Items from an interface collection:
[Start of section]

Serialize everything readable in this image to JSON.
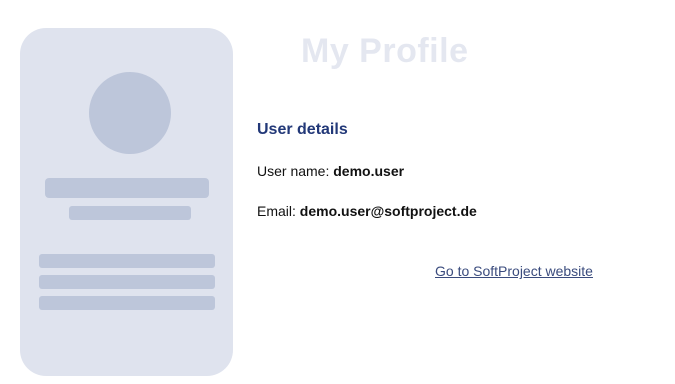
{
  "page": {
    "title": "My Profile"
  },
  "user_details": {
    "heading": "User details",
    "username_label": "User name:",
    "username_value": "demo.user",
    "email_label": "Email:",
    "email_value": "demo.user@softproject.de"
  },
  "link": {
    "label": "Go to SoftProject website"
  },
  "colors": {
    "card_background": "#dfe3ee",
    "placeholder": "#bdc6da",
    "title_text": "#e4e7f0",
    "heading": "#223878",
    "link": "#3a4b7d"
  }
}
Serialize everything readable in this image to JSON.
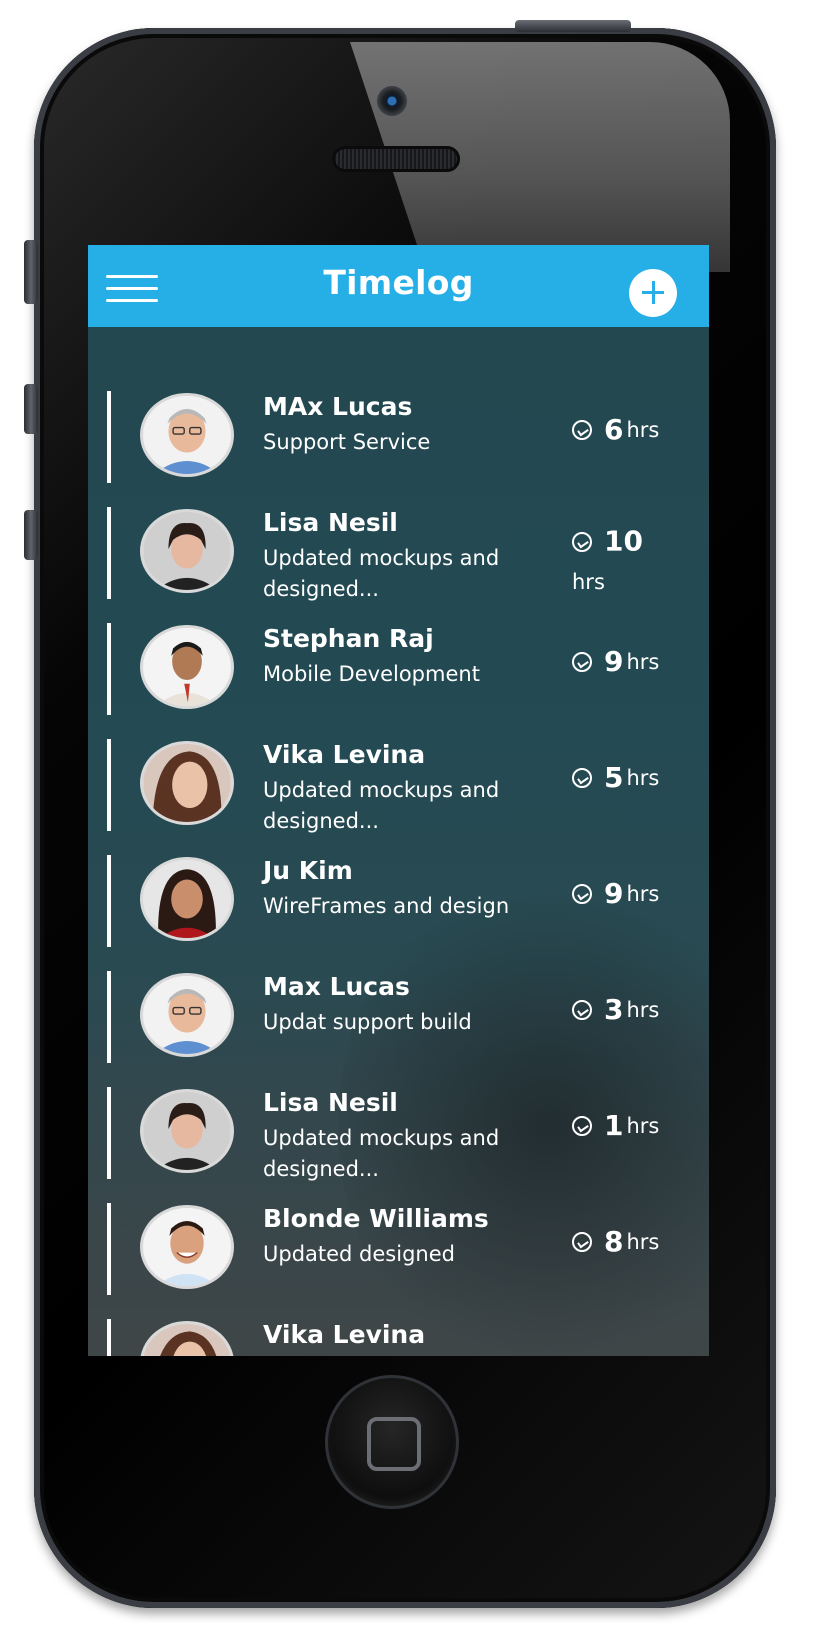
{
  "app": {
    "title": "Timelog",
    "header_icons": {
      "menu": "hamburger-menu-icon",
      "add": "plus-circle-icon"
    },
    "accent_color": "#25afe6"
  },
  "entries": [
    {
      "name": "MAx Lucas",
      "description": "Support Service",
      "hours": "6",
      "unit": "hrs",
      "avatar": "older-man-glasses"
    },
    {
      "name": "Lisa Nesil",
      "description": "Updated mockups and designed...",
      "hours": "10",
      "unit": "hrs",
      "avatar": "woman-dark-hair"
    },
    {
      "name": "Stephan Raj",
      "description": "Mobile Development",
      "hours": "9",
      "unit": "hrs",
      "avatar": "man-suit"
    },
    {
      "name": "Vika Levina",
      "description": "Updated mockups and designed...",
      "hours": "5",
      "unit": "hrs",
      "avatar": "woman-brunette"
    },
    {
      "name": "Ju Kim",
      "description": "WireFrames and design",
      "hours": "9",
      "unit": "hrs",
      "avatar": "woman-smiling-red"
    },
    {
      "name": "Max Lucas",
      "description": "Updat support build",
      "hours": "3",
      "unit": "hrs",
      "avatar": "older-man-glasses"
    },
    {
      "name": "Lisa Nesil",
      "description": "Updated mockups and designed...",
      "hours": "1",
      "unit": "hrs",
      "avatar": "woman-dark-hair"
    },
    {
      "name": "Blonde Williams",
      "description": "Updated designed",
      "hours": "8",
      "unit": "hrs",
      "avatar": "young-man-smiling"
    },
    {
      "name": "Vika Levina",
      "description": "",
      "hours": "",
      "unit": "",
      "avatar": "woman-brunette"
    }
  ]
}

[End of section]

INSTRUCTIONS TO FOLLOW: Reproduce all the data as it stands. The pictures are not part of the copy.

OUTPUT FOR THIS EXERCISE:
Serialize everything readable in this image to JSON.
{
  "page": {
    "title": "My Profile"
  },
  "user_details": {
    "heading": "User details",
    "username_label": "User name:",
    "username_value": "demo.user",
    "email_label": "Email:",
    "email_value": "demo.user@softproject.de"
  },
  "link": {
    "label": "Go to SoftProject website"
  },
  "colors": {
    "card_background": "#dfe3ee",
    "placeholder": "#bdc6da",
    "title_text": "#e4e7f0",
    "heading": "#223878",
    "link": "#3a4b7d"
  }
}
Serialize everything readable in this image to JSON.
{
  "app": {
    "title": "Timelog",
    "header_icons": {
      "menu": "hamburger-menu-icon",
      "add": "plus-circle-icon"
    },
    "accent_color": "#25afe6"
  },
  "entries": [
    {
      "name": "MAx Lucas",
      "description": "Support Service",
      "hours": "6",
      "unit": "hrs",
      "avatar": "older-man-glasses"
    },
    {
      "name": "Lisa Nesil",
      "description": "Updated mockups and designed...",
      "hours": "10",
      "unit": "hrs",
      "avatar": "woman-dark-hair"
    },
    {
      "name": "Stephan Raj",
      "description": "Mobile Development",
      "hours": "9",
      "unit": "hrs",
      "avatar": "man-suit"
    },
    {
      "name": "Vika Levina",
      "description": "Updated mockups and designed...",
      "hours": "5",
      "unit": "hrs",
      "avatar": "woman-brunette"
    },
    {
      "name": "Ju Kim",
      "description": "WireFrames and design",
      "hours": "9",
      "unit": "hrs",
      "avatar": "woman-smiling-red"
    },
    {
      "name": "Max Lucas",
      "description": "Updat support build",
      "hours": "3",
      "unit": "hrs",
      "avatar": "older-man-glasses"
    },
    {
      "name": "Lisa Nesil",
      "description": "Updated mockups and designed...",
      "hours": "1",
      "unit": "hrs",
      "avatar": "woman-dark-hair"
    },
    {
      "name": "Blonde Williams",
      "description": "Updated designed",
      "hours": "8",
      "unit": "hrs",
      "avatar": "young-man-smiling"
    },
    {
      "name": "Vika Levina",
      "description": "",
      "hours": "",
      "unit": "",
      "avatar": "woman-brunette"
    }
  ]
}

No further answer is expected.